When the first generation Toyota Mirai debuted, we were intrigued by its fuel-cell powertrain, but its quirky styling left much to be desired. Now five years later Toyota has completely revamped the second generation 2021 Mirai, which is instantly better in every way. What you’ll immediately notice is that the weird dorky styling from the first generation has been tossed out and in its place we have a stylish sedan that looks better than any other Toyota-badged sedan.

2021 Toyota Mirai Review

We can credit the better styling with the fact that the Mirai has switched to a new rear-wheel drive platform and it’s 3.3-inches longer, 2.5-inches lower and 2.7-inches wider than before. It now looks like a sleek sedan that would easily find buyers if it had an internal combustion engine under the hood. Toyota has finally realized that a hydrogen fuel-cell sedan doesn’t have to look weird.

Under that new sheetmetal, the Mirai has ditched the old model’s Prius-V based platform and is now based on a shortened version of the same platform that is the basis for the Lexus LS. The new platform provides more room inside, so the Mirai can now fit five passengers compared to only four in the first generation. The rear-wheel drive platform also gives the Mirai near 50:50 weight distribution.

2021 Toyota Mirai Review

The new Mirai also gets a smaller, lighter fuel-cell stack that fits under the hood, instead of intruding the passenger compartment, like in the first one. The powertrain generates 182 horsepower and 221 pound-feet of torque, which is 31 more horsepower, but 26 less pound-feet than its predecessor. The available torque sent to the wheels has increased though and a new lithium-ion battery is smaller than the old nickel-metal hydride battery pack.

The reconfigured powertrain layout also provides more room to store hydrogen. The Mirai stores a total 11 pounds of hydrogen in three tanks, which is an improvement over the old one with only five pounds that could be stored in two tanks. The extra hydrogen adds about a 30 percent longer driving range, according to Toyota.

Thanks to its new Lexus platform, the 2021 Mirai now feels more premium than the old one. It feels more planted to the road than before and its nimble handling makes it more fun to drive than before. The ride is amazingly smooth without too much body roll.

Push it hard from a stop and the instant power makes it feel peppier than its predecessor. Although the acceleration isn’t as fast as say a Tesla, its power delivery is silky smooth and a lot quieter than before. Toyota estimates that the Mirai can reach 0-60 mph in 9.2 seconds.

With all the tanks filled up the Mirai has a driving range up to 402 miles, which is further than you will get with most of the current electric cars.

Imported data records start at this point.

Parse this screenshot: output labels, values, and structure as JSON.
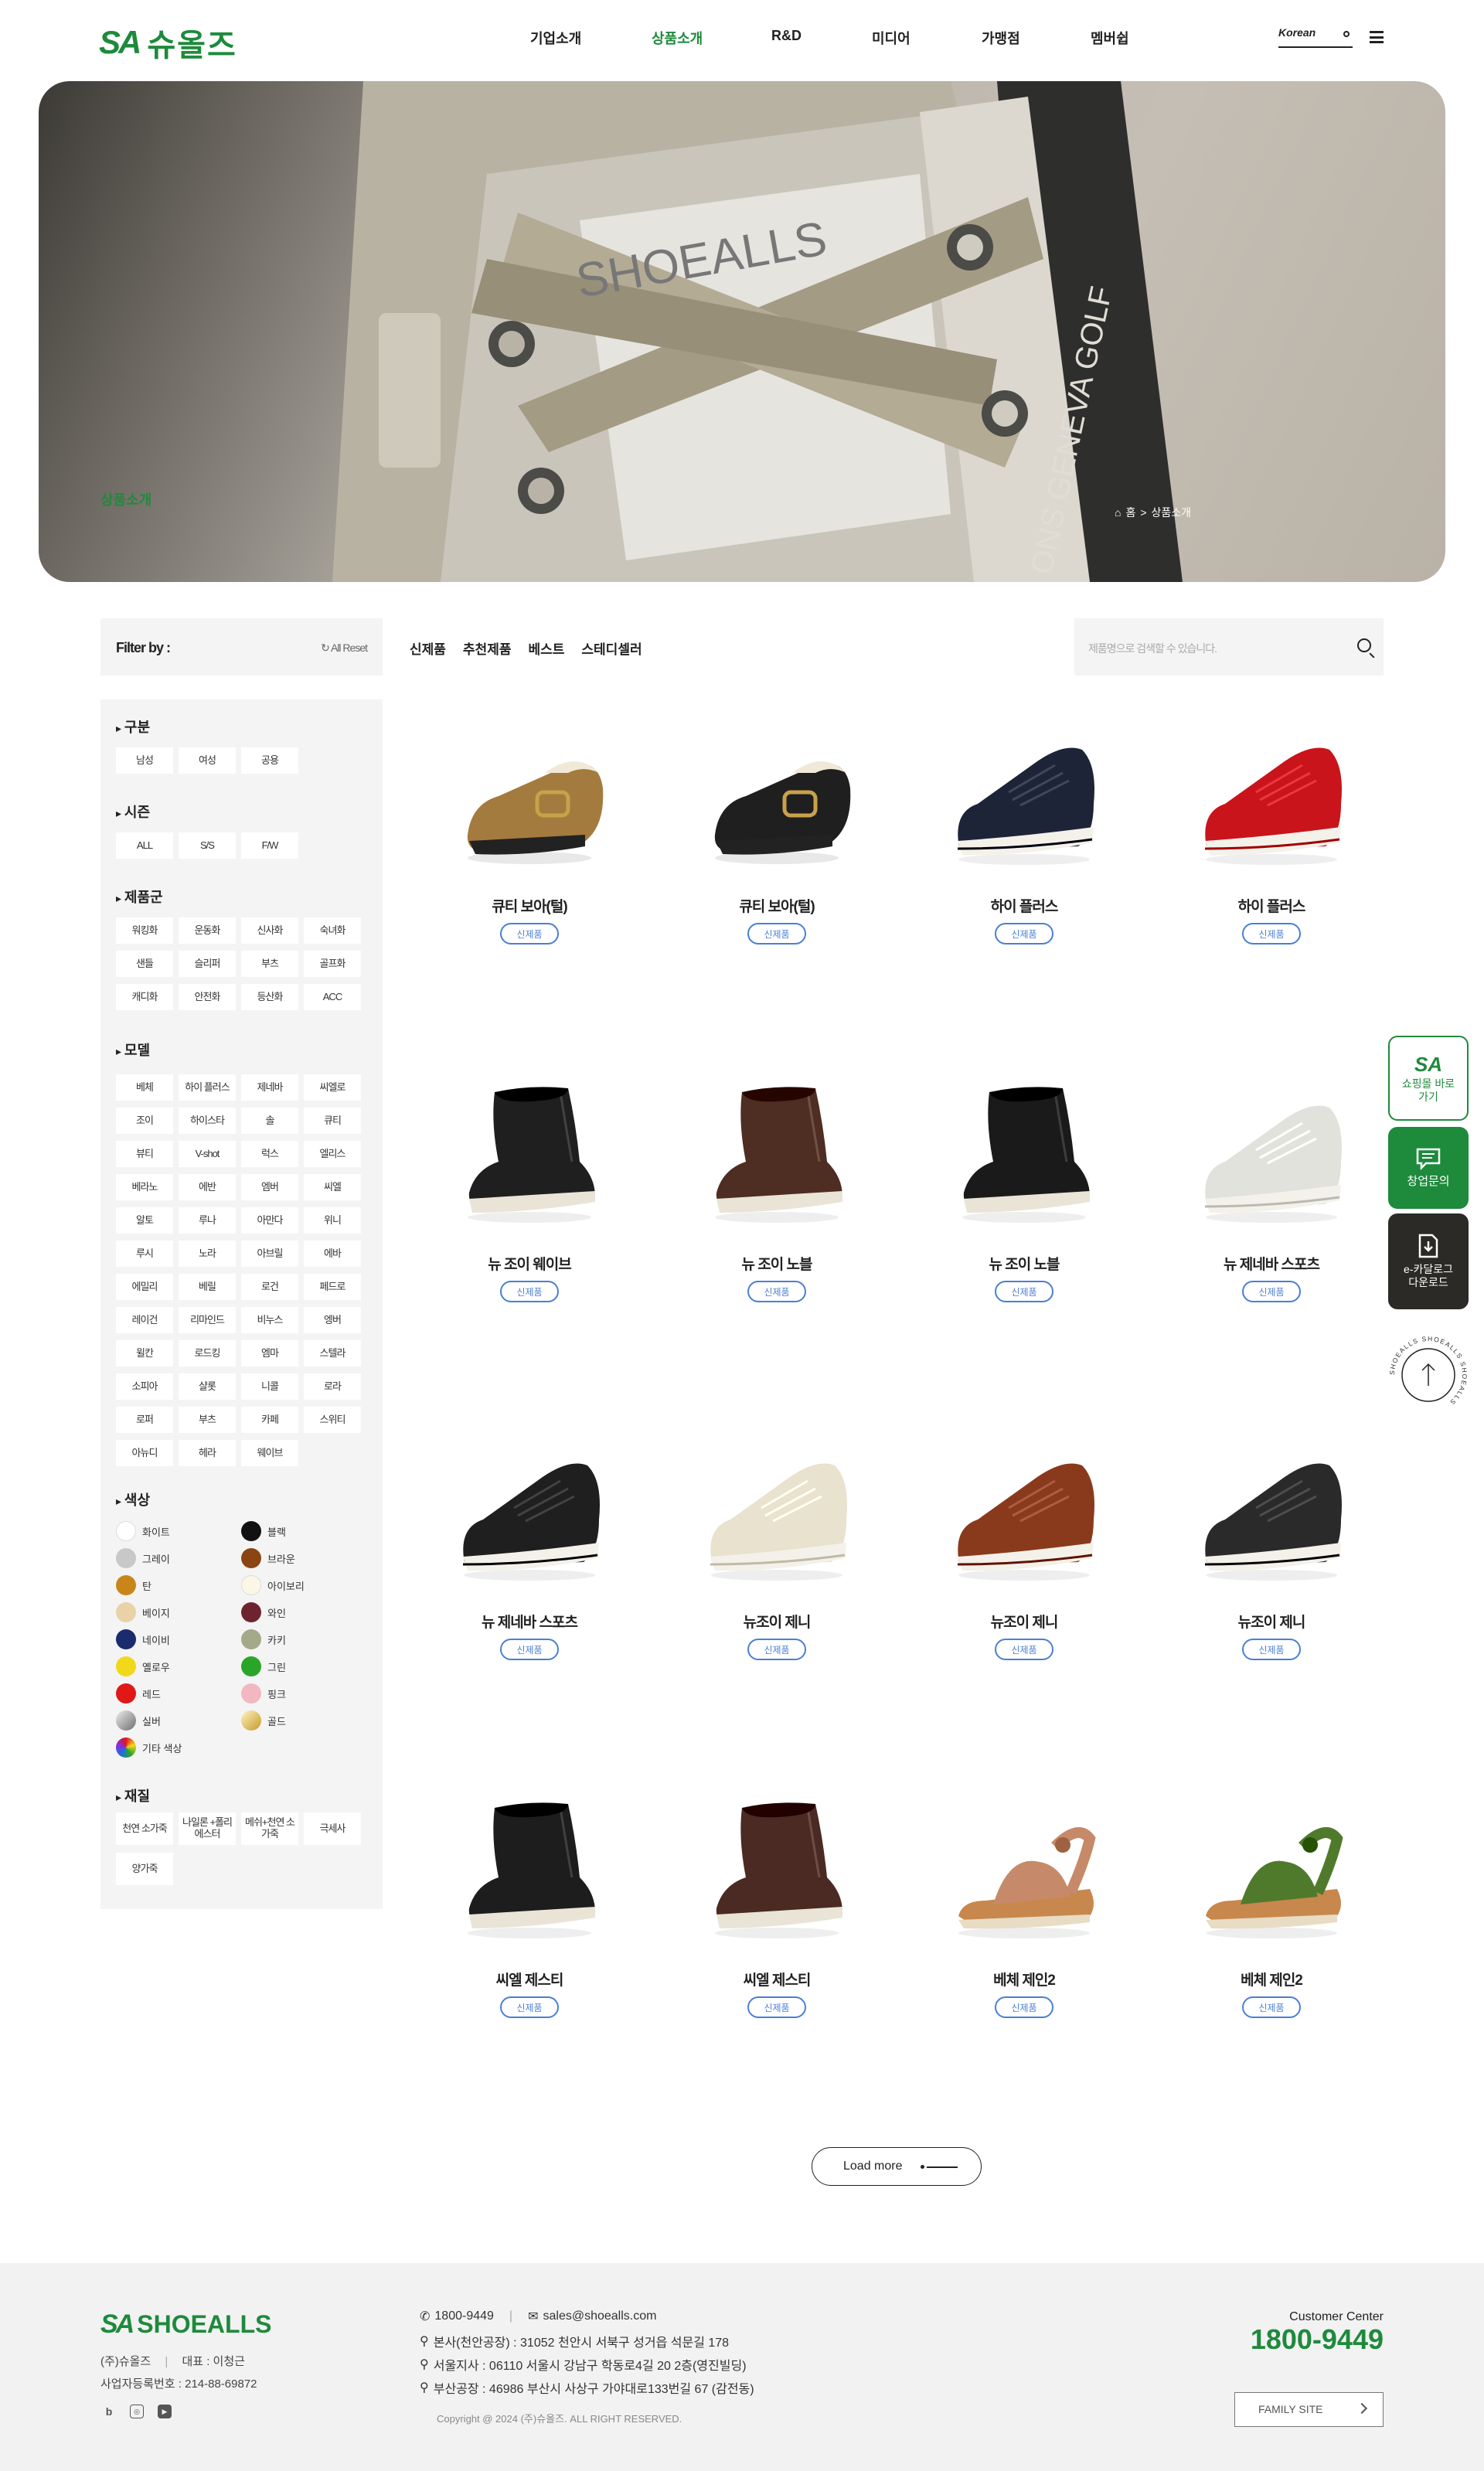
{
  "header": {
    "logo_mark": "SA",
    "logo_text": "슈올즈",
    "nav": [
      "기업소개",
      "상품소개",
      "R&D",
      "미디어",
      "가맹점",
      "멤버쉽"
    ],
    "active_nav": "상품소개",
    "language": "Korean"
  },
  "hero": {
    "title": "상품소개",
    "breadcrumb": [
      "홈",
      ">",
      "상품소개"
    ],
    "shoe_brand_text": "SHOEALLS",
    "shoe_side_text": "ONS GENEVA GOLF"
  },
  "filter": {
    "label": "Filter by :",
    "reset": "All Reset"
  },
  "tabs": [
    "신제품",
    "추천제품",
    "베스트",
    "스테디셀러"
  ],
  "search": {
    "placeholder": "제품명으로 검색할 수 있습니다."
  },
  "sidebar": {
    "category": {
      "title": "구분",
      "options": [
        "남성",
        "여성",
        "공용"
      ]
    },
    "season": {
      "title": "시즌",
      "options": [
        "ALL",
        "S/S",
        "F/W"
      ]
    },
    "product_group": {
      "title": "제품군",
      "options": [
        "워킹화",
        "운동화",
        "신사화",
        "숙녀화",
        "샌들",
        "슬리퍼",
        "부츠",
        "골프화",
        "캐디화",
        "안전화",
        "등산화",
        "ACC"
      ]
    },
    "model": {
      "title": "모델",
      "options": [
        "베체",
        "하이 플러스",
        "제네바",
        "씨엘로",
        "조이",
        "하이스타",
        "솔",
        "큐티",
        "뷰티",
        "V-shot",
        "럭스",
        "엘리스",
        "베라노",
        "에반",
        "엠버",
        "씨엘",
        "알토",
        "루나",
        "아만다",
        "위니",
        "루시",
        "노라",
        "아브릴",
        "에바",
        "에밀리",
        "베릴",
        "로건",
        "페드로",
        "레이건",
        "리마인드",
        "비누스",
        "엥버",
        "윌칸",
        "로드킹",
        "엠마",
        "스텔라",
        "소피아",
        "샬롯",
        "니콜",
        "로라",
        "로퍼",
        "부츠",
        "카페",
        "스위티",
        "아뉴디",
        "헤라",
        "웨이브"
      ]
    },
    "color": {
      "title": "색상",
      "options": [
        {
          "name": "화이트",
          "hex": "#ffffff"
        },
        {
          "name": "블랙",
          "hex": "#111111"
        },
        {
          "name": "그레이",
          "hex": "#c8c8c8"
        },
        {
          "name": "브라운",
          "hex": "#8b4513"
        },
        {
          "name": "탄",
          "hex": "#c8861a"
        },
        {
          "name": "아이보리",
          "hex": "#fbf6e6"
        },
        {
          "name": "베이지",
          "hex": "#e9d2a8"
        },
        {
          "name": "와인",
          "hex": "#6e2430"
        },
        {
          "name": "네이비",
          "hex": "#1c2a6e"
        },
        {
          "name": "카키",
          "hex": "#a4a98a"
        },
        {
          "name": "옐로우",
          "hex": "#f2d81a"
        },
        {
          "name": "그린",
          "hex": "#2aa52a"
        },
        {
          "name": "레드",
          "hex": "#e01818"
        },
        {
          "name": "핑크",
          "hex": "#f3b7c2"
        },
        {
          "name": "실버",
          "hex": "#9a9a9a"
        },
        {
          "name": "골드",
          "hex": "#d9b649"
        },
        {
          "name": "기타 색상",
          "hex": "#e14bd0"
        }
      ]
    },
    "material": {
      "title": "재질",
      "options": [
        "천연 소가죽",
        "나일론 +폴리에스터",
        "메쉬+천연 소가죽",
        "극세사",
        "양가죽"
      ]
    }
  },
  "products": [
    {
      "name": "큐티 보아(털)",
      "badge": "신제품",
      "color": "#a47b3e",
      "kind": "clog"
    },
    {
      "name": "큐티 보아(털)",
      "badge": "신제품",
      "color": "#1f1f1f",
      "kind": "clog"
    },
    {
      "name": "하이 플러스",
      "badge": "신제품",
      "color": "#1d2438",
      "kind": "sneaker"
    },
    {
      "name": "하이 플러스",
      "badge": "신제품",
      "color": "#c8141a",
      "kind": "sneaker"
    },
    {
      "name": "뉴 조이 웨이브",
      "badge": "신제품",
      "color": "#1f1f1f",
      "kind": "boot"
    },
    {
      "name": "뉴 조이 노블",
      "badge": "신제품",
      "color": "#4e2d22",
      "kind": "boot"
    },
    {
      "name": "뉴 조이 노블",
      "badge": "신제품",
      "color": "#1a1a1a",
      "kind": "boot"
    },
    {
      "name": "뉴 제네바 스포츠",
      "badge": "신제품",
      "color": "#e2e2dc",
      "kind": "sneaker"
    },
    {
      "name": "뉴 제네바 스포츠",
      "badge": "신제품",
      "color": "#1f1f1f",
      "kind": "sneaker"
    },
    {
      "name": "뉴조이 제니",
      "badge": "신제품",
      "color": "#e8e2ce",
      "kind": "sneaker"
    },
    {
      "name": "뉴조이 제니",
      "badge": "신제품",
      "color": "#8a3a1c",
      "kind": "sneaker"
    },
    {
      "name": "뉴조이 제니",
      "badge": "신제품",
      "color": "#2a2a2a",
      "kind": "sneaker"
    },
    {
      "name": "씨엘 제스티",
      "badge": "신제품",
      "color": "#1d1d1d",
      "kind": "boot"
    },
    {
      "name": "씨엘 제스티",
      "badge": "신제품",
      "color": "#4a2a22",
      "kind": "boot"
    },
    {
      "name": "베체 제인2",
      "badge": "신제품",
      "color": "#c68a6a",
      "kind": "sandal"
    },
    {
      "name": "베체 제인2",
      "badge": "신제품",
      "color": "#4f7a2c",
      "kind": "sandal"
    }
  ],
  "load_more": "Load more",
  "quick_menu": [
    {
      "icon": "SA",
      "label": "쇼핑몰 바로가기"
    },
    {
      "icon": "chat",
      "label": "창업문의"
    },
    {
      "icon": "download",
      "label": "e-카달로그 다운로드"
    }
  ],
  "top_ring_text": "SHOEALLS SHOEALLS SHOEALLS",
  "footer": {
    "logo_mark": "SA",
    "logo_text": "SHOEALLS",
    "company": "(주)슈올즈",
    "ceo": "대표 : 이청근",
    "biz_no": "사업자등록번호 : 214-88-69872",
    "phone": "1800-9449",
    "email": "sales@shoealls.com",
    "addresses": [
      "본사(천안공장) : 31052 천안시 서북구 성거읍 석문길 178",
      "서울지사 : 06110 서울시 강남구 학동로4길 20 2층(영진빌딩)",
      "부산공장 : 46986 부산시 사상구 가야대로133번길 67 (감전동)"
    ],
    "copyright": "Copyright @ 2024 (주)슈올즈. ALL RIGHT RESERVED.",
    "cc_label": "Customer Center",
    "cc_number": "1800-9449",
    "family_site": "FAMILY SITE",
    "social": [
      "b",
      "ig",
      "yt"
    ]
  }
}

But there is one issue, EV charging stations are popping up everywhere in the country, but hydrogen stations are not easy to come by. There are just over 40 currently in California, but if you live in the Los Angeles or San Francisco bay areas you shouldn’t have a big issue finding a place to refuel the Mirai.

To help make refueling easier, Toyota is throwing in $15,000 of free hydrogen fuel for three years. Toyota will also provide 21 days of free rental car services for when you need a different vehicle.

2021 Toyota Mirai Review

Inside the Mirai feels more upscale than before with soft touch materials and a stylish dashboard. It’s not as luxurious as a Lexus, but the overall look and feel does feel a step above the rest of the sedan’s in Toyota’s lineup. We only had two gripes with the interior, the lack of a volume knob and there aren’t that many storage areas.

The 2021 Mirai is offered in two trim levels: XLE and Limited. The XLE starts at $50,495, including destination. It comes standard with 19-inch alloy wheels, leatherette seats, wireless charging for your phone, a 12.3-inch infotainment touchscreen, a JBL audio system and the Toyota Safety Sense 2.5+ safety suite.

The Mirai Limited starts at $66,995 and it adds a panoramic moonroof, black 19-inch wheels, heated and ventilated front and rear seats, three-zone automatic climate control, a head-up display, and a rear touchscreen for the rear climate control settings.

Before you think that price is way out of your league, the Mirai is also eligible for a $4,500 rebate in California and an $8,000 federal tax credit.

At the end of the day, the 2021 Mirai now looks and feels more like a normal car than its predecessor. The new Mirai can easily be described as a sexy sedan and thanks to its rear-wheel drive platform, it also drives better than before. We like it!

2021 Toyota Mirai Review

The only downside is the fact that the Mirai is competing with an increasing number of good electric cars. Since there are only currently 43 refueling stations in California, it may be a hassle to refuel if you don’t live or work near a station. But either way, if you do live in California, the Mirai is a strong alternative to a regular EV, if you want something different.